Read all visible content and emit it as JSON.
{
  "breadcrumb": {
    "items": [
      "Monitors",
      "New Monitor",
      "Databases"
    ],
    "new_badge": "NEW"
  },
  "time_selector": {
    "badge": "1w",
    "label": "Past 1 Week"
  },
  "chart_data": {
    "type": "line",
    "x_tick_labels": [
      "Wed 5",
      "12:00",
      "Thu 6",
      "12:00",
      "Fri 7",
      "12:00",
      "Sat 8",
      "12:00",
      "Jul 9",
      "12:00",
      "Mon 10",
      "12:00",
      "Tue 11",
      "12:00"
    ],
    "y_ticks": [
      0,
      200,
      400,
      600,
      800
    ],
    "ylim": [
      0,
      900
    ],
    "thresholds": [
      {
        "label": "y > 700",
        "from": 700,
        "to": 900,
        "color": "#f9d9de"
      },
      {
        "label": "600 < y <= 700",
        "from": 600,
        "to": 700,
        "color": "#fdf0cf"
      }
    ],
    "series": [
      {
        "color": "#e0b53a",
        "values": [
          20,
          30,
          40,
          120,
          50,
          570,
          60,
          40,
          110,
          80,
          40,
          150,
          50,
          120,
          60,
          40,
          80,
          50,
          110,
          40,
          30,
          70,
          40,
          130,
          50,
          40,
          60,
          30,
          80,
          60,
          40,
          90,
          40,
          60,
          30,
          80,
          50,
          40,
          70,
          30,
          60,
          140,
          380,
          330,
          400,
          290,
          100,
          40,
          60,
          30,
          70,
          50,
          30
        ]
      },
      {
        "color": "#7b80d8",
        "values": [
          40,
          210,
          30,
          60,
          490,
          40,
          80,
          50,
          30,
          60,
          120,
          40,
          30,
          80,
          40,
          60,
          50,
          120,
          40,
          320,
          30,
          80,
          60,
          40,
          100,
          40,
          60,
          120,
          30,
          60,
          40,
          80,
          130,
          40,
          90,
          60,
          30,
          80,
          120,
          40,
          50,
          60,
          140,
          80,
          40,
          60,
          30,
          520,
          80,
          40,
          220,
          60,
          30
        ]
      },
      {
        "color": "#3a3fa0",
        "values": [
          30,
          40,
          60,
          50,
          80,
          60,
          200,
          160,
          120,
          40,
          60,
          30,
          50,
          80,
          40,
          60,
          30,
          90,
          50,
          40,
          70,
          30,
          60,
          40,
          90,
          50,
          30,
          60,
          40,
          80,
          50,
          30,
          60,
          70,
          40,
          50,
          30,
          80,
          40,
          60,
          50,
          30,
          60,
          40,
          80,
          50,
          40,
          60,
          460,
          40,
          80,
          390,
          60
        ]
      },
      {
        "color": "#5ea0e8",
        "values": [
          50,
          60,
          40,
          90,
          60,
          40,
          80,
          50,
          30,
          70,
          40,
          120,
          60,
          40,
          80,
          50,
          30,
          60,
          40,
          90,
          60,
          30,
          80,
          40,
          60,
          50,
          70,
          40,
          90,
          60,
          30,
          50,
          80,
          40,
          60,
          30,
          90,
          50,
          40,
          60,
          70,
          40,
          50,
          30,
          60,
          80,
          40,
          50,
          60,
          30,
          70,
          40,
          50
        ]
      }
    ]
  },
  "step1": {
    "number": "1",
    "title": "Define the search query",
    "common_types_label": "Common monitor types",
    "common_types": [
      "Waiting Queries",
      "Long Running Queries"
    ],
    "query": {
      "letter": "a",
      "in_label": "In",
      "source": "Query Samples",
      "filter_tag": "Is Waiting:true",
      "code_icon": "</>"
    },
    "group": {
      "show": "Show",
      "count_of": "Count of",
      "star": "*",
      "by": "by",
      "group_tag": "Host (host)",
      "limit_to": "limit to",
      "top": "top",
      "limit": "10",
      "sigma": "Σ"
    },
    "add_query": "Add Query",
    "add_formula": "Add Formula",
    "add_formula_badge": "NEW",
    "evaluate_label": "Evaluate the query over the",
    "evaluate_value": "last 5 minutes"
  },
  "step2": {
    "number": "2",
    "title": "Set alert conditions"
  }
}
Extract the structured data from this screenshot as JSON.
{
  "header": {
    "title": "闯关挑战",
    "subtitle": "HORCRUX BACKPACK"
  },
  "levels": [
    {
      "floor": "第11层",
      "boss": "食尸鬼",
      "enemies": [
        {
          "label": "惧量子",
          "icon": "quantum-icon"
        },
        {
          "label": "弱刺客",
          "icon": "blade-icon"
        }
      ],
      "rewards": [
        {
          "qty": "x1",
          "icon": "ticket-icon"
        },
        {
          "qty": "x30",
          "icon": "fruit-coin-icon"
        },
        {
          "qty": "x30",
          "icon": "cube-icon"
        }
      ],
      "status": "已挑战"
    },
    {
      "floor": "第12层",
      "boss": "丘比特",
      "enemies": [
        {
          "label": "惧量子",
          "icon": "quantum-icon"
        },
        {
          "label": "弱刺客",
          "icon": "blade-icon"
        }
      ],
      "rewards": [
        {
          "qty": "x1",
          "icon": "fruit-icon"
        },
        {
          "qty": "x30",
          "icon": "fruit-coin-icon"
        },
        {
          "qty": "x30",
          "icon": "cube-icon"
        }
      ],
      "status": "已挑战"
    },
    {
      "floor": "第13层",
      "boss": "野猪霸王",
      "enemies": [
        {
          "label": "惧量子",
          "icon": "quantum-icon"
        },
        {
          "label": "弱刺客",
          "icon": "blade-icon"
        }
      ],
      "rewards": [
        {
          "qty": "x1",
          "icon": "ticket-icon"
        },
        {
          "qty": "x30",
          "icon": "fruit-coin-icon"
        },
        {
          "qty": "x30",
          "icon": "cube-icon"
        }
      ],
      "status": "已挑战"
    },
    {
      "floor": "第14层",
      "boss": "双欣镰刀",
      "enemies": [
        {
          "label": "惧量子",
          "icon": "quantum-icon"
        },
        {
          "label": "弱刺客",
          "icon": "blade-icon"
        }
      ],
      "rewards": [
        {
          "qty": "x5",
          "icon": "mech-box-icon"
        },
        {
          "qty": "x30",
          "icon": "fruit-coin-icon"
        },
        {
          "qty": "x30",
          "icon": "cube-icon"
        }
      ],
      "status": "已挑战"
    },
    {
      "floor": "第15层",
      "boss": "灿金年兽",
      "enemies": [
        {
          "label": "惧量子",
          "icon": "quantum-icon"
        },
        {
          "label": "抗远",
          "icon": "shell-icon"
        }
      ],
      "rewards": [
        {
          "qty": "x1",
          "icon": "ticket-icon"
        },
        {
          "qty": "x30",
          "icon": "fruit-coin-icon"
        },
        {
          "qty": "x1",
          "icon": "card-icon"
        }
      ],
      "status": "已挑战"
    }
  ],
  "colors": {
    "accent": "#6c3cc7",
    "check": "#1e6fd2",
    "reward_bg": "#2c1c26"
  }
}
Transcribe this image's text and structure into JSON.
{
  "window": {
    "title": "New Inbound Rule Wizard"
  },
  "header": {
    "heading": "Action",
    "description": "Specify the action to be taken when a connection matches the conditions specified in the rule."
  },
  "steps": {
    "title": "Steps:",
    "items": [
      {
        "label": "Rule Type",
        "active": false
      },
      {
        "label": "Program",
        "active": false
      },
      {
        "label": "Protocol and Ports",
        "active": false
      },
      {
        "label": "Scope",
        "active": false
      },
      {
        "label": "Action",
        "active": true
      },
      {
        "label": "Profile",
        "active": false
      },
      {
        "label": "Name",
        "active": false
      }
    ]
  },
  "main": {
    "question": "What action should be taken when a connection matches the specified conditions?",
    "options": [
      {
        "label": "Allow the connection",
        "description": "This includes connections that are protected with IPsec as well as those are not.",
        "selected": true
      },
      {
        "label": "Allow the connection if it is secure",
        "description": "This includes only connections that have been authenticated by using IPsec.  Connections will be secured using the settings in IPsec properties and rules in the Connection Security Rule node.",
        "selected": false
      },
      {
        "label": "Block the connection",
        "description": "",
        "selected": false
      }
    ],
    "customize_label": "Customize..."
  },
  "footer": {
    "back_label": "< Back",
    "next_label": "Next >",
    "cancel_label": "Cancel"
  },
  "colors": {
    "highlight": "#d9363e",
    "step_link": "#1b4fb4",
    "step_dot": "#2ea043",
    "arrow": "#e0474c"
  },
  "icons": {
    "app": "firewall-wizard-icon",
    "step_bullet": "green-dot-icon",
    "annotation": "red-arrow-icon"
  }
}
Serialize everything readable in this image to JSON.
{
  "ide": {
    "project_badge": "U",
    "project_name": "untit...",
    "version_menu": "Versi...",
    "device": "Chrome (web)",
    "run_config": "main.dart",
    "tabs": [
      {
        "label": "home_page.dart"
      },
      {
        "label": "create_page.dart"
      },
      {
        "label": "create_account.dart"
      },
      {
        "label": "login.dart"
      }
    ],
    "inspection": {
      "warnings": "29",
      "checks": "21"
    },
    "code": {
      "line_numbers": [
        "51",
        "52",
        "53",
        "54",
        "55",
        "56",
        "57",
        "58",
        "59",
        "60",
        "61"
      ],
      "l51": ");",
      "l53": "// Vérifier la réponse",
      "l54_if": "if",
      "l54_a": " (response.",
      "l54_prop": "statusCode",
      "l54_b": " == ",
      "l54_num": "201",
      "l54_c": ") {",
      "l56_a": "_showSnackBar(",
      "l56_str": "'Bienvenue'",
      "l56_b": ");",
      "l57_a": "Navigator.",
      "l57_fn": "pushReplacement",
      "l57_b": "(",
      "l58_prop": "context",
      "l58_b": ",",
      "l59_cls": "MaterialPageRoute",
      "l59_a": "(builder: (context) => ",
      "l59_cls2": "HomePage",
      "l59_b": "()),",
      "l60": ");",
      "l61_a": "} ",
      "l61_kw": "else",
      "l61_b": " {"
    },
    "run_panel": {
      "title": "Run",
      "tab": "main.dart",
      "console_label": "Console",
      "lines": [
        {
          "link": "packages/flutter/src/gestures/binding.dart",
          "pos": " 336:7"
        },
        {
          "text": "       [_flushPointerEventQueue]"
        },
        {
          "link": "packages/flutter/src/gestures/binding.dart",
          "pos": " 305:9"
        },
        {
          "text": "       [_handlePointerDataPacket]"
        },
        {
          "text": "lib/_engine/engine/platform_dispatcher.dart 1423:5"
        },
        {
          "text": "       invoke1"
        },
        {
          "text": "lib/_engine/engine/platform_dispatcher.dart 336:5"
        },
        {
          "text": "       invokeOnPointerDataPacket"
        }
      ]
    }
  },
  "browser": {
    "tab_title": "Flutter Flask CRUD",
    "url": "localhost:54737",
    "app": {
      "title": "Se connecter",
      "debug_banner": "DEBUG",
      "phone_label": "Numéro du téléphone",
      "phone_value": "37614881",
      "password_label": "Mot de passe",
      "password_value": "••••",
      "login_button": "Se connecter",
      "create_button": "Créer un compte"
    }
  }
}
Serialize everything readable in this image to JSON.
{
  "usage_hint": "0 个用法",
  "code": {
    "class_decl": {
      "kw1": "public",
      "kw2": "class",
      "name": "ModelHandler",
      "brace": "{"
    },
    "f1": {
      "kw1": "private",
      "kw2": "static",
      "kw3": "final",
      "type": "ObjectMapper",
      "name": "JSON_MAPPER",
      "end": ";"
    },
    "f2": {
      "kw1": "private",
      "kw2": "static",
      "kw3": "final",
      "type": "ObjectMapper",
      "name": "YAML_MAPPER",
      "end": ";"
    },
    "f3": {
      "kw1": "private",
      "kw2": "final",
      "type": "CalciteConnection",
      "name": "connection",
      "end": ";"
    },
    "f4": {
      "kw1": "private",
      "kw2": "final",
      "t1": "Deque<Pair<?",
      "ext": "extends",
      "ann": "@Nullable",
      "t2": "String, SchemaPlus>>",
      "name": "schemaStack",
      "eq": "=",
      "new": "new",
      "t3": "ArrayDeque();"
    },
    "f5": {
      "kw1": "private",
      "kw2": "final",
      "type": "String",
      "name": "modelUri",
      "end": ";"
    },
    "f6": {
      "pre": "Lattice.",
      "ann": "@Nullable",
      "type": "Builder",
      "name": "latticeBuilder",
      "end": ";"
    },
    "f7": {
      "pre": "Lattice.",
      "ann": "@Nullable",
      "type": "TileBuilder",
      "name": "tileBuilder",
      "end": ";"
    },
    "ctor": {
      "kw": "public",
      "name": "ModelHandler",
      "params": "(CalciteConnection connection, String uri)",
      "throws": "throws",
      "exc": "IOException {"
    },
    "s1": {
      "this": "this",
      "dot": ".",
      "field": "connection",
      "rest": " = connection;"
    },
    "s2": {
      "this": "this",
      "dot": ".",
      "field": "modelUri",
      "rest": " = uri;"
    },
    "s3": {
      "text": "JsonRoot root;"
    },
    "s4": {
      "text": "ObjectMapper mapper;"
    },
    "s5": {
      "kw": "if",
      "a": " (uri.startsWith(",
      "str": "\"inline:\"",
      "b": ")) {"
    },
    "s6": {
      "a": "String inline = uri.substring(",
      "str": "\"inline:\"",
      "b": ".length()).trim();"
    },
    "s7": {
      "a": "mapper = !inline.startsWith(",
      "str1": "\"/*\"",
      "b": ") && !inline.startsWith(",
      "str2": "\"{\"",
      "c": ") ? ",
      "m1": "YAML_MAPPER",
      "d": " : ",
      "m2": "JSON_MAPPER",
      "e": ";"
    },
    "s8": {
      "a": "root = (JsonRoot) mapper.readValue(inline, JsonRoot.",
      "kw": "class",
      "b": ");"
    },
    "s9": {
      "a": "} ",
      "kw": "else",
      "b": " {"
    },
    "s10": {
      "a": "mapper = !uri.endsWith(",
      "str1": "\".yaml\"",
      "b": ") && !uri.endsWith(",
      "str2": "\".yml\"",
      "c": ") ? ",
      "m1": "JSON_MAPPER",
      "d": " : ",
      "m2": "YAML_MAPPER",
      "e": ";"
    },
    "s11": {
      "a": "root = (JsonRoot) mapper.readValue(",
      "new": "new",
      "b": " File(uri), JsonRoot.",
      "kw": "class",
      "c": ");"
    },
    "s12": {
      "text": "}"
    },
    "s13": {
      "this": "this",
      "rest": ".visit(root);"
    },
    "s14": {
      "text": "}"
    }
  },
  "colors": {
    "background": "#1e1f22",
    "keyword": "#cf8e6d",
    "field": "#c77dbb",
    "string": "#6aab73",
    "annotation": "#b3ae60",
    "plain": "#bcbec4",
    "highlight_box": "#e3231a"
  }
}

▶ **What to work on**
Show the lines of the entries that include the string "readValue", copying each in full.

▶ **Solution to the exercise**
      "a": "root = (JsonRoot) mapper.readValue(inline, JsonRoot.",
      "a": "root = (JsonRoot) mapper.readValue(",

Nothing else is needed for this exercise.